Having the opportunity to volunteer for many years and in many different countries, I have met a diverse group of Habitat homeowners, staff and volunteers. This solidifies my belief that people are more alike than different, that we all deserve to have the most basic needs fulfilled: having food on the table, clothes on our back and a place we can call home. And I hope to share my experiences in order to contribute to Habitat’s mission.

Olivia (top photo, third from left) at a meeting of Habitat Hong Kong's board and (bottom, right) at the Cambodia Big Build 2019.

(Top) Olivia (third from left) at a Habitat Hong Kong board meeting in January 2020.
(Bottom) Olivia (right) with a fellow volunteer at house dedication during the Cambodia Big Build 2019. Photos from Facebook.

5. In your opinion, what kind of changes can women leaders, particularly those from Asia, bring to Habitat? How can these women leaders enrich Habitat as an organization?

Women make up half of the world’s population. It is impossible to sustain any organization or community without the full participation of women and men. And women have always spent much of their time and effort in looking after the homes. If Habitat for Humanity is to achieve ‘a world where everyone has a decent place to live,’ then women must have a place at the table.

6. Have you ever thought that you might not be able to go on your annual volunteer build due to the COVID-19 outbreak?

I think like many others, we can pray for healing and recovery, and to make sure each of us will do our part in containing the virus by following WHO’s and governments’ directives. I am still hoping that I will be able to continue with my annual Habitat build but if this is not possible this year, I can still do other forms of volunteering with Habitat, maybe closer to home.

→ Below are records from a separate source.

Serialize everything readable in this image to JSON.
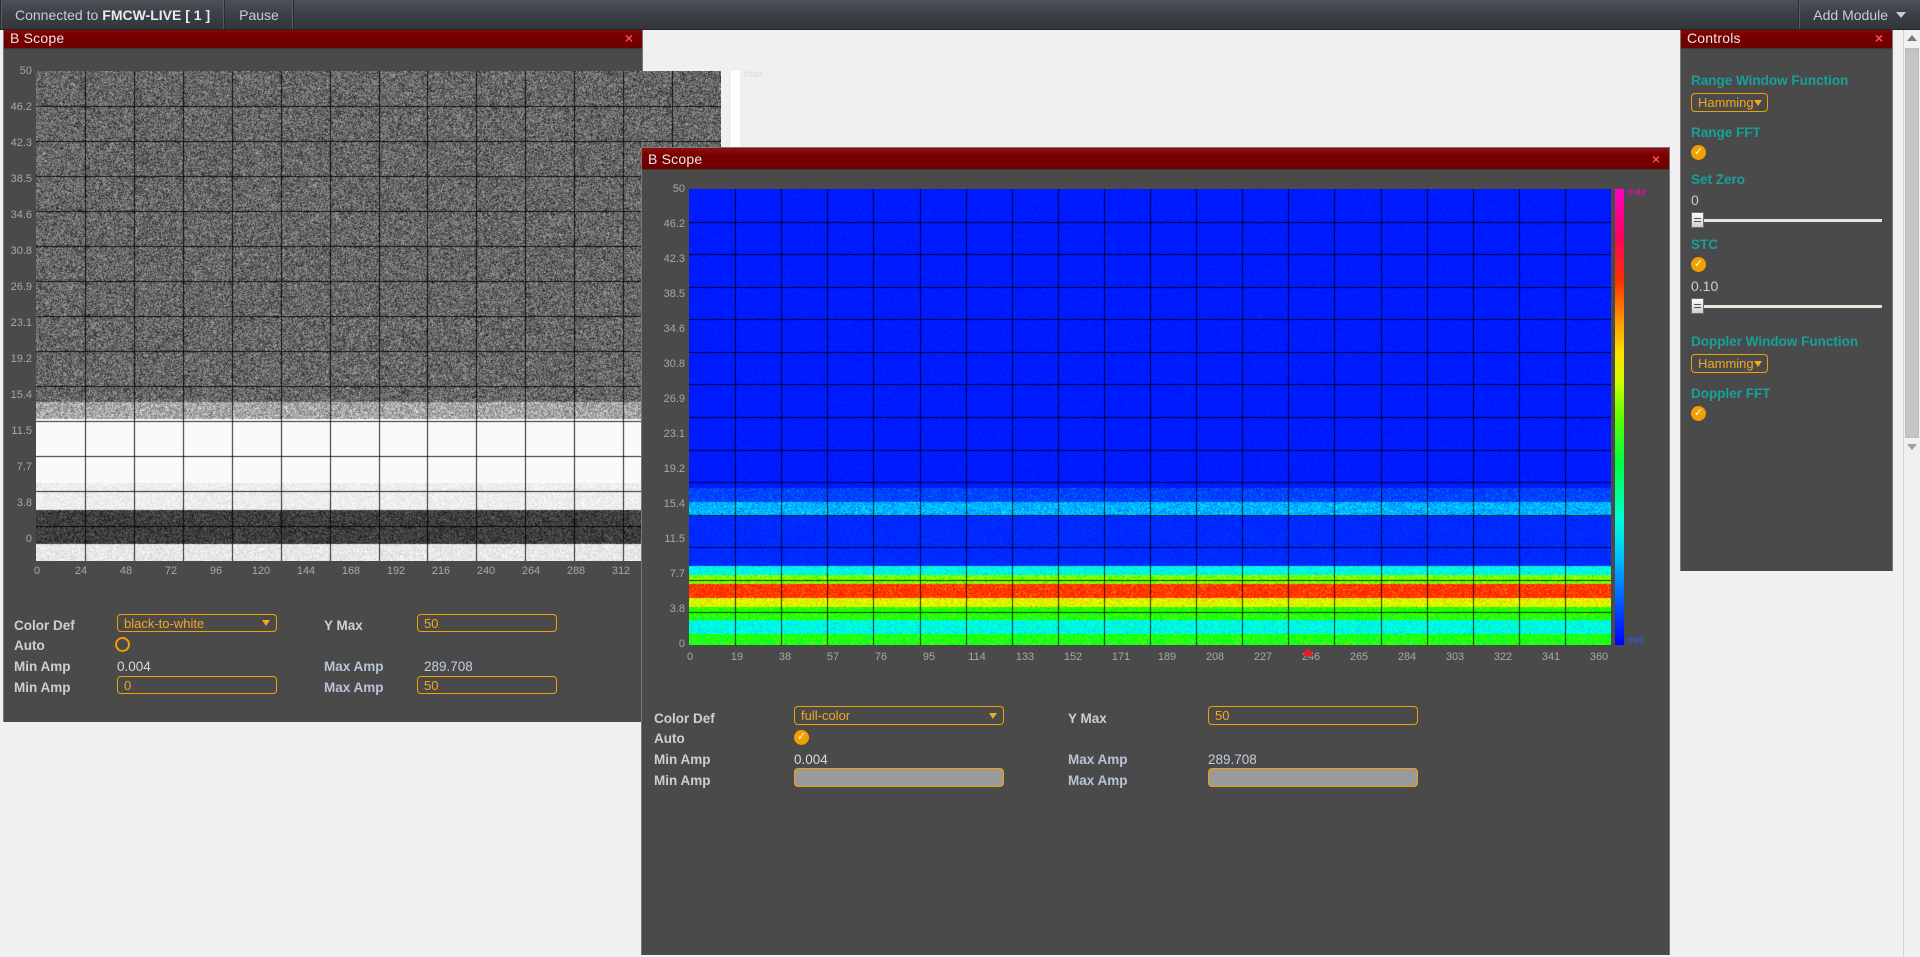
{
  "topbar": {
    "connection_prefix": "Connected to ",
    "connection_name": "FMCW-LIVE [ 1 ]",
    "pause_label": "Pause",
    "add_module_label": "Add Module"
  },
  "windows": [
    {
      "title": "B Scope",
      "close_label": "×",
      "colorbar": {
        "scheme": "black-to-white",
        "max_label": "max",
        "min_label": "",
        "max_color": "#ffffff",
        "min_color": "#000000"
      },
      "plot": {
        "y_ticks": [
          "50",
          "46.2",
          "42.3",
          "38.5",
          "34.6",
          "30.8",
          "26.9",
          "23.1",
          "19.2",
          "15.4",
          "11.5",
          "7.7",
          "3.8",
          "0"
        ],
        "x_ticks": [
          "0",
          "24",
          "48",
          "72",
          "96",
          "120",
          "144",
          "168",
          "192",
          "216",
          "240",
          "264",
          "288",
          "312"
        ]
      },
      "controls": {
        "color_def_label": "Color Def",
        "color_def_value": "black-to-white",
        "y_max_label": "Y Max",
        "y_max_value": "50",
        "auto_label": "Auto",
        "auto_checked": false,
        "min_amp_label": "Min Amp",
        "min_amp_readout": "0.004",
        "max_amp_label": "Max Amp",
        "max_amp_readout": "289.708",
        "min_amp_input": "0",
        "max_amp_input": "50"
      }
    },
    {
      "title": "B Scope",
      "close_label": "×",
      "colorbar": {
        "scheme": "full-color",
        "max_label": "max",
        "min_label": "min",
        "max_color": "#ff00c8",
        "min_color": "#0000ff"
      },
      "plot": {
        "y_ticks": [
          "50",
          "46.2",
          "42.3",
          "38.5",
          "34.6",
          "30.8",
          "26.9",
          "23.1",
          "19.2",
          "15.4",
          "11.5",
          "7.7",
          "3.8",
          "0"
        ],
        "x_ticks": [
          "0",
          "19",
          "38",
          "57",
          "76",
          "95",
          "114",
          "133",
          "152",
          "171",
          "189",
          "208",
          "227",
          "246",
          "265",
          "284",
          "303",
          "322",
          "341",
          "360"
        ],
        "marker_position": "338"
      },
      "controls": {
        "color_def_label": "Color Def",
        "color_def_value": "full-color",
        "y_max_label": "Y Max",
        "y_max_value": "50",
        "auto_label": "Auto",
        "auto_checked": true,
        "min_amp_label": "Min Amp",
        "min_amp_readout": "0.004",
        "max_amp_label": "Max Amp",
        "max_amp_readout": "289.708",
        "min_amp_input": "",
        "max_amp_input": ""
      }
    }
  ],
  "controls_panel": {
    "title": "Controls",
    "close_label": "×",
    "sections": [
      {
        "heading": "Range Window Function",
        "type": "select",
        "value": "Hamming"
      },
      {
        "heading": "Range FFT",
        "type": "checkbox",
        "checked": true
      },
      {
        "heading": "Set Zero",
        "type": "slider",
        "value": "0",
        "thumb_pct": 0
      },
      {
        "heading": "STC",
        "type": "checkbox-slider",
        "checked": true,
        "value": "0.10",
        "thumb_pct": 0
      },
      {
        "heading": "Doppler Window Function",
        "type": "select",
        "value": "Hamming"
      },
      {
        "heading": "Doppler FFT",
        "type": "checkbox",
        "checked": true
      }
    ]
  },
  "colors": {
    "accent_orange": "#f0a000",
    "title_red": "#7a0000",
    "teal_heading": "#18a09a",
    "panel_bg": "#4a4a4a"
  }
}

7. If volunteers like yourself can’t go on Habitat builds, in what ways would you encourage them to keep supporting families in need of decent homes?

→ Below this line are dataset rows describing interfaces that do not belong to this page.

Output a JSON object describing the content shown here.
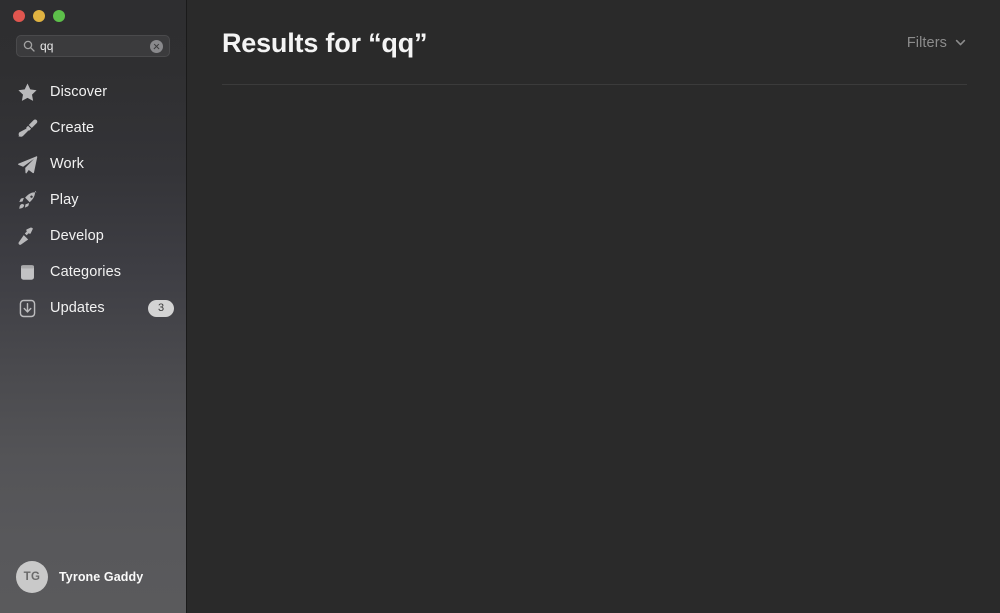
{
  "window": {
    "traffic_lights": [
      {
        "name": "close",
        "color": "#e0564f"
      },
      {
        "name": "minimize",
        "color": "#e0b341"
      },
      {
        "name": "zoom",
        "color": "#5dc04a"
      }
    ]
  },
  "sidebar": {
    "search": {
      "icon": "search-icon",
      "value": "qq",
      "placeholder": "Search",
      "clear_icon": "clear-icon"
    },
    "items": [
      {
        "label": "Discover",
        "icon": "star-icon",
        "badge": null
      },
      {
        "label": "Create",
        "icon": "paintbrush-icon",
        "badge": null
      },
      {
        "label": "Work",
        "icon": "paper-plane-icon",
        "badge": null
      },
      {
        "label": "Play",
        "icon": "rocket-icon",
        "badge": null
      },
      {
        "label": "Develop",
        "icon": "hammer-icon",
        "badge": null
      },
      {
        "label": "Categories",
        "icon": "grid-icon",
        "badge": null
      },
      {
        "label": "Updates",
        "icon": "download-icon",
        "badge": "3"
      }
    ],
    "account": {
      "initials": "TG",
      "name": "Tyrone Gaddy"
    }
  },
  "main": {
    "title": "Results for “qq”",
    "filters": {
      "label": "Filters",
      "icon": "chevron-down-icon"
    },
    "results": []
  },
  "colors": {
    "sidebar_top": "#2e2e30",
    "sidebar_bottom": "#5a5a5c",
    "content_bg": "#2a2a2a",
    "divider": "#3b3b3b",
    "text_primary": "#f4f4f4",
    "text_muted": "#8c8c8c",
    "badge_bg": "#d3d3d3"
  }
}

One of the first things I would ask is for the volunteers to donate the money they have put aside for the build to Habitat. This will make sure we can continue with our work and as soon as the situation allows, we can quickly go back into the communities to support the most vulnerable.

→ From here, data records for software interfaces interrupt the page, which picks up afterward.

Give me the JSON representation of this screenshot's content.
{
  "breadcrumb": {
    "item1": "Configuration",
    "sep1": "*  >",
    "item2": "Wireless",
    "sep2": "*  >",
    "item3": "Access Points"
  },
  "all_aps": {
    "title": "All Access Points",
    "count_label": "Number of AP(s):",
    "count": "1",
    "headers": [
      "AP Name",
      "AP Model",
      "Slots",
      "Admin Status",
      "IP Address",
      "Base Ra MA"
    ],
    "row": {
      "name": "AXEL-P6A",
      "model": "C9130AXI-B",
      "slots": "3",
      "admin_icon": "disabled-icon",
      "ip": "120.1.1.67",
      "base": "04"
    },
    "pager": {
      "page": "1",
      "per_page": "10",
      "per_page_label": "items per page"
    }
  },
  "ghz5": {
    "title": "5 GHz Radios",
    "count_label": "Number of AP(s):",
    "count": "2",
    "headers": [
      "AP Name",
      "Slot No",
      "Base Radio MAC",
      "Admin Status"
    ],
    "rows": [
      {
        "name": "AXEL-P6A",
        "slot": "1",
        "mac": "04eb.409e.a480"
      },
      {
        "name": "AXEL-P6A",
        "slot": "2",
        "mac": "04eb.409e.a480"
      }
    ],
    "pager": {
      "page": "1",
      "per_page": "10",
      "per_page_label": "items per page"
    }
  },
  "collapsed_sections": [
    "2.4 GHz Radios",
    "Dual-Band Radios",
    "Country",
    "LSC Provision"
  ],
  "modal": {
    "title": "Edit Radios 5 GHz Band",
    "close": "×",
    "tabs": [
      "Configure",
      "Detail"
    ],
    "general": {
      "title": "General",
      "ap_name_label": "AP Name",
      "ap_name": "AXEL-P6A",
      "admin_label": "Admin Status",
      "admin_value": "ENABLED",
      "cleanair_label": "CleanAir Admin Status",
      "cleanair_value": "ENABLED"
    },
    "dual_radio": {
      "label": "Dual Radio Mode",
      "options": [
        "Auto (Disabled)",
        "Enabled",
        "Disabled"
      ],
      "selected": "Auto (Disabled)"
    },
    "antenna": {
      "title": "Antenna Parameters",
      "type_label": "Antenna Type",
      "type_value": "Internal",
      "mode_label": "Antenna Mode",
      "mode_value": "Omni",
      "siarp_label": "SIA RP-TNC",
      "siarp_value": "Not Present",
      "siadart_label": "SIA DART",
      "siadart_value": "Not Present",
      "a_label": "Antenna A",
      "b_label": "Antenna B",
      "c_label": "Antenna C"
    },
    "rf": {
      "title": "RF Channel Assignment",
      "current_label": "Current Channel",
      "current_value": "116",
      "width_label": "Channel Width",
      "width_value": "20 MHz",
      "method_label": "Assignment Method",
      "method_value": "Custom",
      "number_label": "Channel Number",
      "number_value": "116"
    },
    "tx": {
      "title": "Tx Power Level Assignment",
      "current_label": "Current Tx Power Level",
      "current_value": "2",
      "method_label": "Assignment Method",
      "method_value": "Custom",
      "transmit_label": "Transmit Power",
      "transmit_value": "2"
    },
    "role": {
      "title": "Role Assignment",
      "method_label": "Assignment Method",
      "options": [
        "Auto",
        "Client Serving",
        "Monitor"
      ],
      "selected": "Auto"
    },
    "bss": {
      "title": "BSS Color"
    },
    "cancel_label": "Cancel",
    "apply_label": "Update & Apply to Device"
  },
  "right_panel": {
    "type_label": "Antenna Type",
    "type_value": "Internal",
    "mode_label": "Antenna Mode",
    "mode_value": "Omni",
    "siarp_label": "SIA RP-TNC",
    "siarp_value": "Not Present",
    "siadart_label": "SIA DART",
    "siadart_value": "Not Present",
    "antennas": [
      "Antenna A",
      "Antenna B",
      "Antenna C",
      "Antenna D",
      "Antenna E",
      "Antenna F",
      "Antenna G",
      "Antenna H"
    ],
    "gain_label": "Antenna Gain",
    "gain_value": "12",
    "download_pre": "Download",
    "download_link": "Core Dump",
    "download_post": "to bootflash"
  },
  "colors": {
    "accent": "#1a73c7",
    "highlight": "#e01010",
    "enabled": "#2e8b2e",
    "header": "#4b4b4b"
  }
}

8. Imagine you were addressing a room full of young professionals who want to achieve the kind of success they saw in your career. What kind of advice would you give?

I think the first thing I will say is be very curious. Asking lots of questions is a great way to learn and to innovate. The next thing is to make lots of mistakes early and quickly, and then learn from them even quicker. The only way we don’t make mistakes is if we do nothing. And that would be the biggest mistake of all. The last thing is to realize that we are only as good as the team we are in. No one can do, and be good at, everything. We should always surround ourselves with people who are smarter than us so we can learn and lean on each other.

Olivia at the Cambodia Big Build 2019 with fellow volunteers Zoe Hui (far left) and Jenny Wong (third from left); while taking part in a 15-kilometer swim in Hong Kong.

Olivia at the Cambodia Big Build 2019 with fellow volunteers Zoe Hui (far left) and Jenny Wong (third from left); while taking part in a 15-kilometer swim in Hong Kong. Photos courtesy of Olivia Wong.

9. How does your faith help you to stay grounded and continue steadfast, amid the upheaval caused by the COVID-19 pandemic?

I believe that God has a purpose for everything that happens and for each of us. We won’t know all the answers, but one thing is for certain that if we treat each other with love and kindness that goodness will rise during chaos. During this challenging time, I find it even more important to count my blessings every day. And I am extremely blessed.

10. Describe Olivia Wong in three words.

That’s a good question. I remembered making my friends describe me at my birthday dinner last year and they all rolled their eyes! But they did entertain me.

  1. Discipline
  2. Positive
  3. Gratitude
“We should always surround ourselves with people who are smarter than us so we can learn and lean on each other.” — Olivia Wong